As the United States continues its path to easing restrictions and re-opening, certain areas of the economy that were affected the most by the pandemic, like travel, leisure, and restaurants, are surging back. The pace of recovery in the labor market points to the strong recovery path the United States is on, but the absolute level of unemployment is indicative of how far we still have to go to return to pre-pandemic levels. Although inflationary data has become a real concern, the Federal Reserve has done what it can to calm investors, maintaining its stance that the inflationary pressures are transitory. As the recovery rolls on, more volatile economic data is expected; however, pent up consumer demand coupled with unparalleled levels of stimulus should allow the United States to continue its course to a robust recovery.

Although this market outlook has been prepared from public and private sources and data that LTAM believes to be reliable, LTAM makes no representation as to its accuracy or completeness. Any securities, indices, and other financial benchmarks shown are provided for illustrative purposes only, and reflect reinvestment of income, dividends, and other earnings. They do not reflect the deduction of advisory fees. Indexes are unmanaged and investors cannot invest directly in an index. Investors should bear in mind that past performance is no guarantee of future results and there can be no assurance that the Program will achieve comparable results. Investment products are subject to investment risk, including possible loss of the principle amount invested and should review the prospectus before investing. The information and views expressed are given as at the date of the writing and are subject to change. This information is not to be used or considered as an offer or the solicitation of an offer to sell or buy any securities mentioned herein. Ladenburg Thalmann Asset Management Inc. is a SEC Registered Investment Adviser under the Investment Advisers Act.

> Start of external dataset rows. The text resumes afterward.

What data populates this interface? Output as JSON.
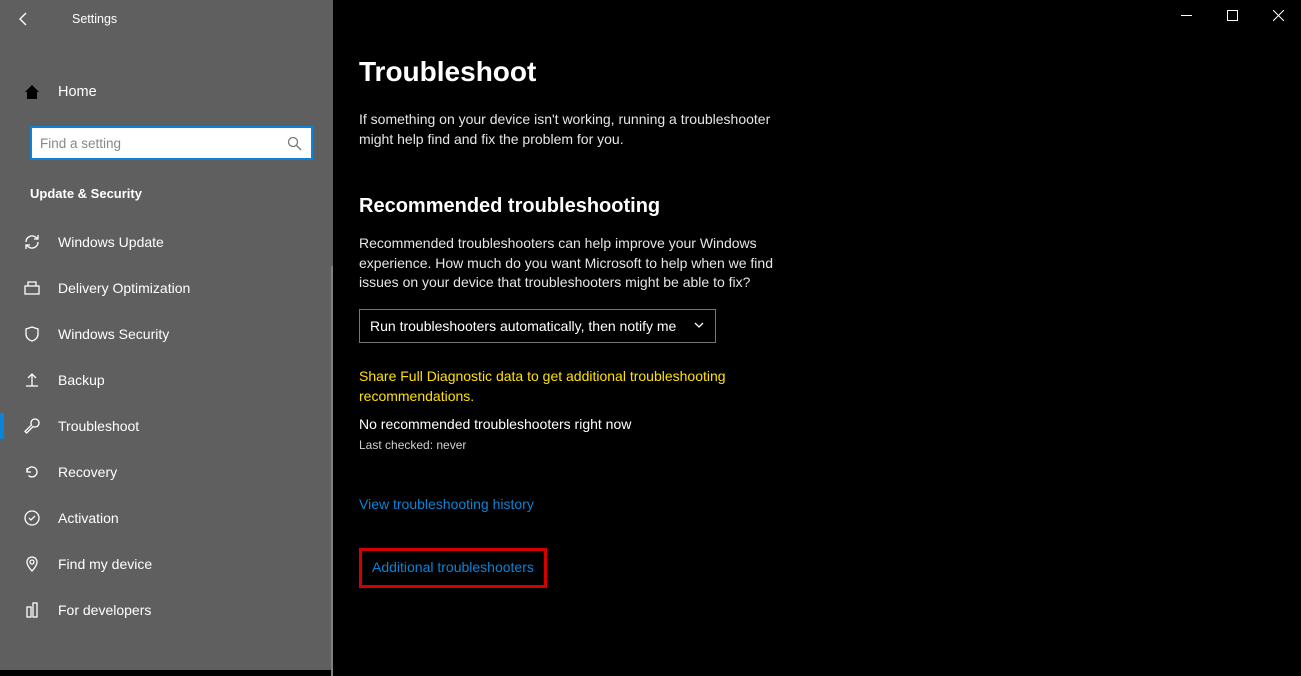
{
  "window": {
    "app_title": "Settings"
  },
  "sidebar": {
    "home_label": "Home",
    "search_placeholder": "Find a setting",
    "section_title": "Update & Security",
    "items": [
      {
        "label": "Windows Update"
      },
      {
        "label": "Delivery Optimization"
      },
      {
        "label": "Windows Security"
      },
      {
        "label": "Backup"
      },
      {
        "label": "Troubleshoot"
      },
      {
        "label": "Recovery"
      },
      {
        "label": "Activation"
      },
      {
        "label": "Find my device"
      },
      {
        "label": "For developers"
      }
    ]
  },
  "main": {
    "title": "Troubleshoot",
    "intro": "If something on your device isn't working, running a troubleshooter might help find and fix the problem for you.",
    "section_heading": "Recommended troubleshooting",
    "section_text": "Recommended troubleshooters can help improve your Windows experience. How much do you want Microsoft to help when we find issues on your device that troubleshooters might be able to fix?",
    "dropdown_value": "Run troubleshooters automatically, then notify me",
    "warning_text": "Share Full Diagnostic data to get additional troubleshooting recommendations.",
    "status_text": "No recommended troubleshooters right now",
    "last_checked": "Last checked: never",
    "history_link": "View troubleshooting history",
    "additional_link": "Additional troubleshooters"
  }
}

1 Data obtained from Bloomberg as of 6/30/2021
2 Data obtained from Morningstar as 6/30/2021
3 https://www.imf.org/external/datamapper/NGDP_RPCH@WEO/OEMDC